Following our recent post, 5 Reasons Facebook is not Working for your Business - and How to Fix it, Yellowball Managing Director Simon Ensor, tackles the question of Facebook Ads: to pay, or not to pay.
Social media marketing is a relatively new concept but has now become a staple ingredient of many business’ marketing mix.
However, like a young child, social media marketing is changing at an alarming rate.
In its incredibly short life over the last few years the amount of tools available to social marketers has increased significantly along with the size of the companies providing these platforms. (Don’t worry, this will make sense...)
So how has social media marketing changed and why does this relate to the size of each network?
Let’s focus on Facebook:
IPO’s change businesses forever
I’m sure even Mark Zuckerberg could not have envisaged the evolution and growth of Facebook over the past 11 years.
Facebook’s initial $100 billion valuation for their IPO was scoffed at by many. Fingers were pointed at Goldman Sachs for an inflated price with suspicions of a quick hit for shareholders at the time.
However, the value has since doubled to over $200 billion which in anybody’s language is a rather considerable amount of money.
However, as always happens, lot of money results in lots of pressure.
What started out as a pipedream and quickly evolved from a popular social network to one of the most valuable companies in the world…. and public companies face intense pressure from their shareholders and board.
In short, these people want a return on their money and as a result Facebook has to generate enough revenue to justify not only its initial valuation but also its market price.
This is the key point: revenue generation becomes an overruling aim post-IPO and has a direct effect on how brands can reach their potential customers through the platform.
A lack of reach
There are a couple of major factors (and many more) that have resulted in quickly decreasing reach for Facebook organic posts:
A frankly ridiculous amount of content competing to be featured in your news feeds means that not everything can be displayed.
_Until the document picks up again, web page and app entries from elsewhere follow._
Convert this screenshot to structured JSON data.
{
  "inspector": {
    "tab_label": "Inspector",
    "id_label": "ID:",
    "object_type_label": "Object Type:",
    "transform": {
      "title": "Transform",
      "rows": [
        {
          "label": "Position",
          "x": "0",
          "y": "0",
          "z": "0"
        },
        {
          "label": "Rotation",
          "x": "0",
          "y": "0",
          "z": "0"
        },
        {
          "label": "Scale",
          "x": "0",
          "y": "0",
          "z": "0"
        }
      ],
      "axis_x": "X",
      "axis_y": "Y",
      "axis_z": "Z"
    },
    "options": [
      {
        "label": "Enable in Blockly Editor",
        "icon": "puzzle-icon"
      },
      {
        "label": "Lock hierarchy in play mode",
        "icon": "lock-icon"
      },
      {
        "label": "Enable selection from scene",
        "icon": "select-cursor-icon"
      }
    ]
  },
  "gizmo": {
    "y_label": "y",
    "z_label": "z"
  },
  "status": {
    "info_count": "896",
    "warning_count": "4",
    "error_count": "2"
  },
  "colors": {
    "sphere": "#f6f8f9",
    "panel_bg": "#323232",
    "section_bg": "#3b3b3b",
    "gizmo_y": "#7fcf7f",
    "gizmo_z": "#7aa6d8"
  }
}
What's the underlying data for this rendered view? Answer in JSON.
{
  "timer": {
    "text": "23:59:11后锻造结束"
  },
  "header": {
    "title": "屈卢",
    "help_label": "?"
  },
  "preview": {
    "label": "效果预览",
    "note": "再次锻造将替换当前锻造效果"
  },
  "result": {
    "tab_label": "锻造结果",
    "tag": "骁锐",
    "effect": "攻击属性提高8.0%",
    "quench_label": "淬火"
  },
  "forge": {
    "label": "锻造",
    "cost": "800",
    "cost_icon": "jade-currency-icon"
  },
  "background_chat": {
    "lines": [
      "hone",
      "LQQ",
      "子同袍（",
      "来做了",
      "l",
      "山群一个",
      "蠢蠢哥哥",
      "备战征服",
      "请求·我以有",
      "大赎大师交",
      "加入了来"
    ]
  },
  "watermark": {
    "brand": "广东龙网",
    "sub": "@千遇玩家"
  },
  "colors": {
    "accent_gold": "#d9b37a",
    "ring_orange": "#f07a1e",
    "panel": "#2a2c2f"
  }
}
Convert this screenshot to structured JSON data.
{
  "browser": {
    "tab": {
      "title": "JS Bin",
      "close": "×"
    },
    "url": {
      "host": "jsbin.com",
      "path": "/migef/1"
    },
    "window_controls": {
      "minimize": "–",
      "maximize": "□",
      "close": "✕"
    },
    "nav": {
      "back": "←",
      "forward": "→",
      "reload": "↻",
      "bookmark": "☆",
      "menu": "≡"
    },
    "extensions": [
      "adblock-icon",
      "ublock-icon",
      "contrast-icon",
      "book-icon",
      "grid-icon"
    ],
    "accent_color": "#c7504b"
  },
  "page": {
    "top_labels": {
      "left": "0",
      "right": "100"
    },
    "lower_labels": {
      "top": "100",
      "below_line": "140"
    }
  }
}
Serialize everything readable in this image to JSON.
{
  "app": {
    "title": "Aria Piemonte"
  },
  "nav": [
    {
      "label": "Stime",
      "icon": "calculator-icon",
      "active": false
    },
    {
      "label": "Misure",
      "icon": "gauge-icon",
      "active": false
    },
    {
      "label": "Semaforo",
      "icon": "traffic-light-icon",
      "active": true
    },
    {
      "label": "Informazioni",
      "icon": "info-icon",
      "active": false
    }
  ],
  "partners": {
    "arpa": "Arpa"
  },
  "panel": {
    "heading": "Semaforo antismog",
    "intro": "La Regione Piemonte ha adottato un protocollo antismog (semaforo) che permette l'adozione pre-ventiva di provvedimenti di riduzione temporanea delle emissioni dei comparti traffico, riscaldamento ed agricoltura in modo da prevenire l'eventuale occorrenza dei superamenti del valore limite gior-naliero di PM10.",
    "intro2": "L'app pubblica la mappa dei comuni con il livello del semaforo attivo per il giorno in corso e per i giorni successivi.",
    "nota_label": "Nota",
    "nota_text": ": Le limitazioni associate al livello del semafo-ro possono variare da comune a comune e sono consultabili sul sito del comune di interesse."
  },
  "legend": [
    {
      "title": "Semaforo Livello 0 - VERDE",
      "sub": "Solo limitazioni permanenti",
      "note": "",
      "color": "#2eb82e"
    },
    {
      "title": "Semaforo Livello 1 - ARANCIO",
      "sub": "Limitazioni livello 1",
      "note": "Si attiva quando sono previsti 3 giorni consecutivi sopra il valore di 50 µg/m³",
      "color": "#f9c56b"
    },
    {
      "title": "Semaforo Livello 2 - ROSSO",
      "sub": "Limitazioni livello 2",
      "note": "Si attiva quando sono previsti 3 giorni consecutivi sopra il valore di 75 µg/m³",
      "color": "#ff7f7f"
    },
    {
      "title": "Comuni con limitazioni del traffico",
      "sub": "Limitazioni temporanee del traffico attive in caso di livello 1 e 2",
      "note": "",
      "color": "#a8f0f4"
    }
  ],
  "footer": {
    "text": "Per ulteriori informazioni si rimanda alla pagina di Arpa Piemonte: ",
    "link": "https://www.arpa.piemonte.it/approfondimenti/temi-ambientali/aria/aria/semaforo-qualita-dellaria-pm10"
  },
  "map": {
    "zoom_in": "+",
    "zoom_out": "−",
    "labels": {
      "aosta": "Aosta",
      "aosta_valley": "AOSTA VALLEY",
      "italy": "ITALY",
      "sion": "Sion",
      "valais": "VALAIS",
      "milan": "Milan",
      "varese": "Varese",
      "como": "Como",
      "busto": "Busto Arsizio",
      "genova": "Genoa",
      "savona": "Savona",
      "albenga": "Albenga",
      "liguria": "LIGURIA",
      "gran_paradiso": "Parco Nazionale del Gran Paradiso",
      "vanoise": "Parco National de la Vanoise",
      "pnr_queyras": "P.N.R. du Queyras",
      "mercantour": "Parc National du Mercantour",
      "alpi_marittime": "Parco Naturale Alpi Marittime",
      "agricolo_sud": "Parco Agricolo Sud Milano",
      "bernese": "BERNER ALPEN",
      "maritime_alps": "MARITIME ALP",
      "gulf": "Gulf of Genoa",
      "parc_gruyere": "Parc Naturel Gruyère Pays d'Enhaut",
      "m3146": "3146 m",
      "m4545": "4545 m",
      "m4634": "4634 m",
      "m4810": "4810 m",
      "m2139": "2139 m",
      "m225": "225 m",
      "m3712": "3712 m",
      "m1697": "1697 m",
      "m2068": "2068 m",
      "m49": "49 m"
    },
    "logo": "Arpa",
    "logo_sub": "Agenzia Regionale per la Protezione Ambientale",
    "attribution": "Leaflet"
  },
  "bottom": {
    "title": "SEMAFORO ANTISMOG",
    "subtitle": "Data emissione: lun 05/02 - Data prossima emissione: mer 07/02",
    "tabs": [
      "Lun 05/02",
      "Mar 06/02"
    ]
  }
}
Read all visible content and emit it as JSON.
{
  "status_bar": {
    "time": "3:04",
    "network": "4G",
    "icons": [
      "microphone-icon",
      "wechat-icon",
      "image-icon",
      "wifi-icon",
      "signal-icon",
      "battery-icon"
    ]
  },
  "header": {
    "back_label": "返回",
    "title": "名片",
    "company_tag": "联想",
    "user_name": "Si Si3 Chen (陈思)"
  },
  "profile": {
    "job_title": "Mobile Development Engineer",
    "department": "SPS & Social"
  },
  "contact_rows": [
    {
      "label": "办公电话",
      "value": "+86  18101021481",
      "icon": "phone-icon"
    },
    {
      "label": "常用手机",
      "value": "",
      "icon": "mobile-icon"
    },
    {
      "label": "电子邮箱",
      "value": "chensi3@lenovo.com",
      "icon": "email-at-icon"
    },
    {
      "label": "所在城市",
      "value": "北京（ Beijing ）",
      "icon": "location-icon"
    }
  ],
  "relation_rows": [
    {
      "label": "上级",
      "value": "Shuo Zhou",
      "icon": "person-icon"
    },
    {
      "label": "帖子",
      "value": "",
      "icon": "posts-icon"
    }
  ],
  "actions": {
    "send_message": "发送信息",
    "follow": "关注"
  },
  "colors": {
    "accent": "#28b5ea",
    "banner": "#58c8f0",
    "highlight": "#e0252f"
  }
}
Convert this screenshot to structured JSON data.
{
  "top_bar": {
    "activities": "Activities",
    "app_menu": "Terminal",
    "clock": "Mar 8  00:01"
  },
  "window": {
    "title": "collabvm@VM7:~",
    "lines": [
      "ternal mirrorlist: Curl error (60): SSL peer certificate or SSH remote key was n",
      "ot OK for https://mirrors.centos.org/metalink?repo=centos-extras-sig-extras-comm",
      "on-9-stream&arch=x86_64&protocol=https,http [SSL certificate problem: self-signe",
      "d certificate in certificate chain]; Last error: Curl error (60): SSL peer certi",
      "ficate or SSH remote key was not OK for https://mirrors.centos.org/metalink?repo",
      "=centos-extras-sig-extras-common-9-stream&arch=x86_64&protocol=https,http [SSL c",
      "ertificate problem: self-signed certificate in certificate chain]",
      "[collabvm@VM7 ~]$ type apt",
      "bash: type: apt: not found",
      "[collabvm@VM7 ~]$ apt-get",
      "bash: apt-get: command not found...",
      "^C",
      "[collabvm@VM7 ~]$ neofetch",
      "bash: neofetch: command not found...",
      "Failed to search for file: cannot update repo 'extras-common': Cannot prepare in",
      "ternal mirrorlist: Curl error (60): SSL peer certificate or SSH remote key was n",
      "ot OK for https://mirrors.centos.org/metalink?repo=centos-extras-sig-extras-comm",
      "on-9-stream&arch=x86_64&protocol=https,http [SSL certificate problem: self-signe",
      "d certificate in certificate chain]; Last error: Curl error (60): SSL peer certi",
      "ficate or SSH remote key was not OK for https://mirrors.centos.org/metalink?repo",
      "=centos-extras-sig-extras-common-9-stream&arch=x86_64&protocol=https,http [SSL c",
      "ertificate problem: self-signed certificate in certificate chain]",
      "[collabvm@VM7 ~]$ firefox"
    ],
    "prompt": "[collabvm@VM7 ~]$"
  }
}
An opportunity for Facebook to create a market through which revenue can be generated to appease shareholders
Ogilvy & Mather released a report stating that organic reach for brands was between 12-16% in 2013 and fell to less than 6% in 2014.
Reports suggest that organic reach for brands with large followings is now at less than 2%. Drastic changes indeed!
At first this lack of reach creates significant entry barriers for new brands looking to increase their following, although this applies to profiles already following your brand so the outlook is fairly bleak.
Paying to restore your reach
This might seem like you are bowing down to the might of Facebook... Although creating exceptional content that increases affinity and engagement should be your number one priority, paying to advertise your content is the equivalent of the boost you get from a mushroom on Mario Kart to win the race.
Furthermore, whilst organic posts can be targeted to certain locations, Facebook’s advertising platform allows the accurate segmentation of demographics so that specific content can be pushed to the right people.
Considering the painfully small organic reach that brands attain on Facebook, paying is certainly a very viable option. Yes, popular or viral content should naturally increase your reach but view this decrease in organic reach for brands as an initial inertia faced by your content.
Social advertising is the necessary power needed to overcome that initial inertia.
Also, due to its relative infancy, social media advertising is relatively cheap and as such, smaller businesses do not have to have deep pockets in order to increase their reach dramatically.
From our perspective, if you are devoting your own resources into producing social media marketing content or are paying a third party to manage your campaign already, the additional spend is negligible and can turbo charge the effort and/or budget already being expended on social.